We all remember the basic principles taught in high school chemistry class: There are three types of chemical bonds. However, covalent, ionic and metallic have a little competition now. There’s a new kind of chemical bond in town...a very jittery one.
The new type of bond is being called a “vibrational” bond by chemists at the University of British Columbia (UBC), who first observed evidence of the phenomena more than two decades ago during experiments conducted at a nuclear accelerator in Vancouver.
Experimentation on an isotopic isomer of bromine (Br) and monism (Mu; an exotic hydrogen isotope consisting of an antimuon and an electron) in 1989 showed a very unexpected result, at least in the chemistry world: as the temperature was increased, the rate of reaction slowed down.
There are a very limited number of exceptions to the Arrhenius equation which calls for increased reaction rates with increased temperature, and the UBC team were not looking for one that day, so the outcome was unusual. However, a paper that had been published five years earlier provided a clue. In it, chemists from the University of Manchester and the California Institute of Technology had theorized that a phenomena they called “vibrational bonding” could cause an inverse isotope effect “ … opposite to that for conventional chemical bond energies."
The bond could be created by a lightweight muonium atom bouncing rapidly between two larger bromine atoms. The oscillation of the smaller atom would have the effect of bonding the bromine atoms together and reduce the energy level present in the reaction — and so, despite the increasing temperature, the reaction rate might be observed to slow. Essentially, the muonium atom itself would absorb the thermal energy and vibrate more quickly, strengthening the bond and slowing the reaction.
But theory had outstripped observation in 1989, and researchers were unable to convincingly demonstrate the existence of the bonds using the techniques of the day.
That has changed with new quantum chemistry calculations and experimentation carried out by researchers led by Jörn Manz of the Free University of Berlin. According to Chemistry World, the team was able to demonstrate that in the BrMuBr bonds, a large decrease in the vibrational zero point energy tended to stabilize the system despite an overall increase in potential energy.
UBC’s Fleming and his colleagues also re-ran their experiment from 1989 three years ago in an accelerator at Rutherford Appleton Laboratory in England, according to Scientific American. Their results also confirmed the vibrational bonding taking place in the BrMuBr reaction.

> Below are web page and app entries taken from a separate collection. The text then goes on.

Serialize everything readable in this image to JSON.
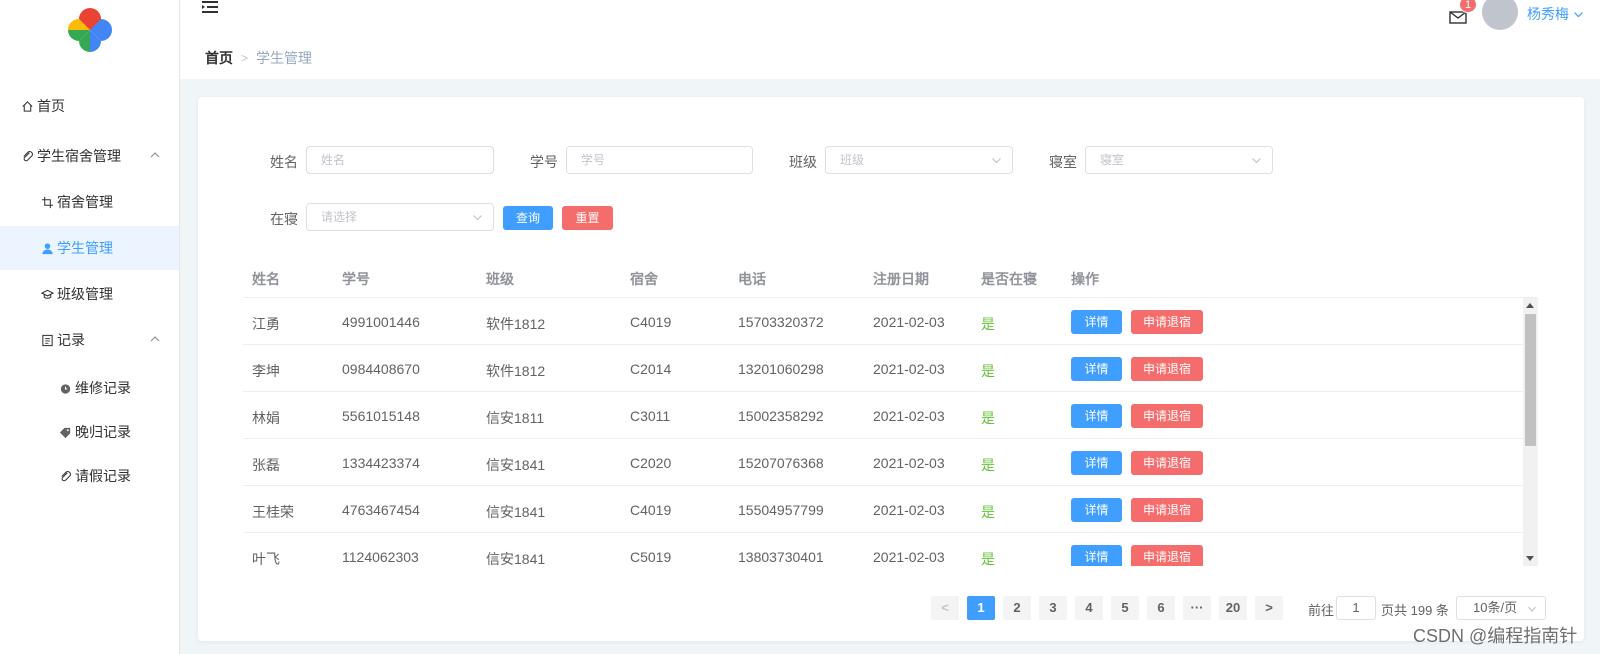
{
  "colors": {
    "primary": "#409eff",
    "danger": "#f56c6c",
    "success": "#67c23a"
  },
  "sidebar": {
    "items": [
      {
        "label": "首页",
        "icon": "home-icon"
      },
      {
        "label": "学生宿舍管理",
        "icon": "paperclip-icon"
      },
      {
        "label": "宿舍管理",
        "icon": "crop-icon"
      },
      {
        "label": "学生管理",
        "icon": "user-icon"
      },
      {
        "label": "班级管理",
        "icon": "graduation-icon"
      },
      {
        "label": "记录",
        "icon": "document-icon"
      },
      {
        "label": "维修记录",
        "icon": "alarm-icon"
      },
      {
        "label": "晚归记录",
        "icon": "tag-icon"
      },
      {
        "label": "请假记录",
        "icon": "paperclip-icon"
      }
    ]
  },
  "header": {
    "breadcrumb_home": "首页",
    "breadcrumb_current": "学生管理",
    "badge_count": "1",
    "username": "杨秀梅"
  },
  "filters": {
    "name_label": "姓名",
    "name_placeholder": "姓名",
    "id_label": "学号",
    "id_placeholder": "学号",
    "class_label": "班级",
    "class_placeholder": "班级",
    "room_label": "寝室",
    "room_placeholder": "寝室",
    "present_label": "在寝",
    "present_placeholder": "请选择",
    "query_button": "查询",
    "reset_button": "重置"
  },
  "table": {
    "headers": [
      "姓名",
      "学号",
      "班级",
      "宿舍",
      "电话",
      "注册日期",
      "是否在寝",
      "操作"
    ],
    "detail_label": "详情",
    "checkout_label": "申请退宿",
    "rows": [
      {
        "name": "江勇",
        "id": "4991001446",
        "class": "软件1812",
        "room": "C4019",
        "phone": "15703320372",
        "date": "2021-02-03",
        "present": "是"
      },
      {
        "name": "李坤",
        "id": "0984408670",
        "class": "软件1812",
        "room": "C2014",
        "phone": "13201060298",
        "date": "2021-02-03",
        "present": "是"
      },
      {
        "name": "林娟",
        "id": "5561015148",
        "class": "信安1811",
        "room": "C3011",
        "phone": "15002358292",
        "date": "2021-02-03",
        "present": "是"
      },
      {
        "name": "张磊",
        "id": "1334423374",
        "class": "信安1841",
        "room": "C2020",
        "phone": "15207076368",
        "date": "2021-02-03",
        "present": "是"
      },
      {
        "name": "王桂荣",
        "id": "4763467454",
        "class": "信安1841",
        "room": "C4019",
        "phone": "15504957799",
        "date": "2021-02-03",
        "present": "是"
      },
      {
        "name": "叶飞",
        "id": "1124062303",
        "class": "信安1841",
        "room": "C5019",
        "phone": "13803730401",
        "date": "2021-02-03",
        "present": "是"
      }
    ]
  },
  "pagination": {
    "prev": "<",
    "next": ">",
    "pages": [
      "1",
      "2",
      "3",
      "4",
      "5",
      "6",
      "···",
      "20"
    ],
    "current": "1",
    "goto_prefix": "前往",
    "goto_value": "1",
    "goto_suffix": "页共 199 条",
    "page_size": "10条/页"
  },
  "watermark": "CSDN @编程指南针"
}
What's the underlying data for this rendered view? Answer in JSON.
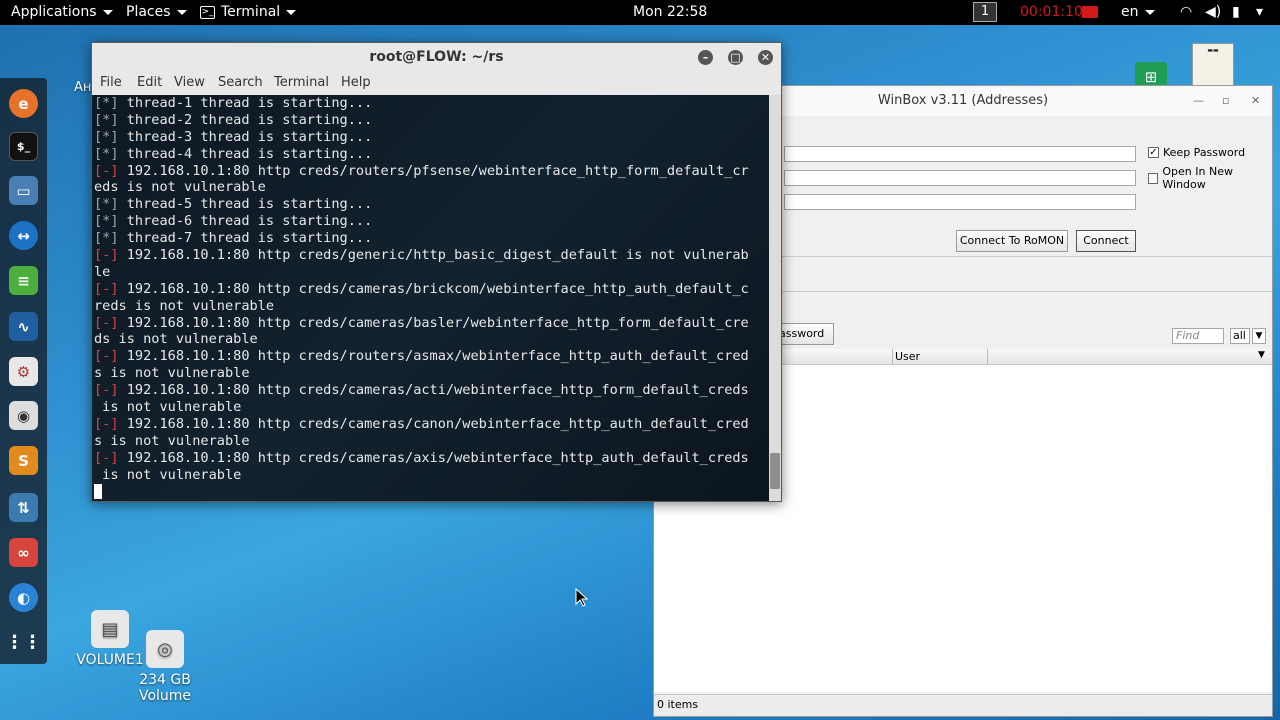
{
  "topbar": {
    "applications": "Applications",
    "places": "Places",
    "terminal": "Terminal",
    "clock": "Mon 22:58",
    "workspace": "1",
    "rec_time": "00:01:10",
    "lang": "en"
  },
  "dock": [
    "firefox-icon",
    "terminal-icon",
    "files-icon",
    "teamviewer-icon",
    "notes-icon",
    "wireshark-icon",
    "settings-icon",
    "audio-icon",
    "sublime-icon",
    "upload-icon",
    "glasses-icon",
    "network-icon",
    "apps-grid-icon"
  ],
  "desktop": {
    "volume1": "VOLUME1",
    "disk_size": "234 GB",
    "disk_label": "Volume",
    "partial_label": "Ан"
  },
  "winbox": {
    "title": "WinBox v3.11 (Addresses)",
    "keep_password": "Keep Password",
    "open_new_window": "Open In New Window",
    "connect_romon": "Connect To RoMON",
    "connect": "Connect",
    "password_col": "assword",
    "find_placeholder": "Find",
    "filter_all": "all",
    "col_user": "User",
    "status": "0 items"
  },
  "terminal": {
    "title": "root@FLOW: ~/rs",
    "menu": [
      "File",
      "Edit",
      "View",
      "Search",
      "Terminal",
      "Help"
    ],
    "lines": [
      {
        "m": "[*]",
        "t": " thread-1 thread is starting...",
        "e": false
      },
      {
        "m": "[*]",
        "t": " thread-2 thread is starting...",
        "e": false
      },
      {
        "m": "[*]",
        "t": " thread-3 thread is starting...",
        "e": false
      },
      {
        "m": "[*]",
        "t": " thread-4 thread is starting...",
        "e": false
      },
      {
        "m": "[-]",
        "t": " 192.168.10.1:80 http creds/routers/pfsense/webinterface_http_form_default_cr",
        "e": true
      },
      {
        "m": "",
        "t": "eds is not vulnerable",
        "e": false
      },
      {
        "m": "[*]",
        "t": " thread-5 thread is starting...",
        "e": false
      },
      {
        "m": "[*]",
        "t": " thread-6 thread is starting...",
        "e": false
      },
      {
        "m": "[*]",
        "t": " thread-7 thread is starting...",
        "e": false
      },
      {
        "m": "[-]",
        "t": " 192.168.10.1:80 http creds/generic/http_basic_digest_default is not vulnerab",
        "e": true
      },
      {
        "m": "",
        "t": "le",
        "e": false
      },
      {
        "m": "[-]",
        "t": " 192.168.10.1:80 http creds/cameras/brickcom/webinterface_http_auth_default_c",
        "e": true
      },
      {
        "m": "",
        "t": "reds is not vulnerable",
        "e": false
      },
      {
        "m": "[-]",
        "t": " 192.168.10.1:80 http creds/cameras/basler/webinterface_http_form_default_cre",
        "e": true
      },
      {
        "m": "",
        "t": "ds is not vulnerable",
        "e": false
      },
      {
        "m": "[-]",
        "t": " 192.168.10.1:80 http creds/routers/asmax/webinterface_http_auth_default_cred",
        "e": true
      },
      {
        "m": "",
        "t": "s is not vulnerable",
        "e": false
      },
      {
        "m": "[-]",
        "t": " 192.168.10.1:80 http creds/cameras/acti/webinterface_http_form_default_creds",
        "e": true
      },
      {
        "m": "",
        "t": " is not vulnerable",
        "e": false
      },
      {
        "m": "[-]",
        "t": " 192.168.10.1:80 http creds/cameras/canon/webinterface_http_auth_default_cred",
        "e": true
      },
      {
        "m": "",
        "t": "s is not vulnerable",
        "e": false
      },
      {
        "m": "[-]",
        "t": " 192.168.10.1:80 http creds/cameras/axis/webinterface_http_auth_default_creds",
        "e": true
      },
      {
        "m": "",
        "t": " is not vulnerable",
        "e": false
      }
    ]
  }
}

Although the news is exciting for quantum chemists and particle physicists, the conditions under which vibrational bonds are able to form are extremely constrained in this special case. The Big Three bonds — covalent, ionic, and metallic — will remain the primary way that the world hangs together.
Provided by FQTQ Contributor Scott Wilson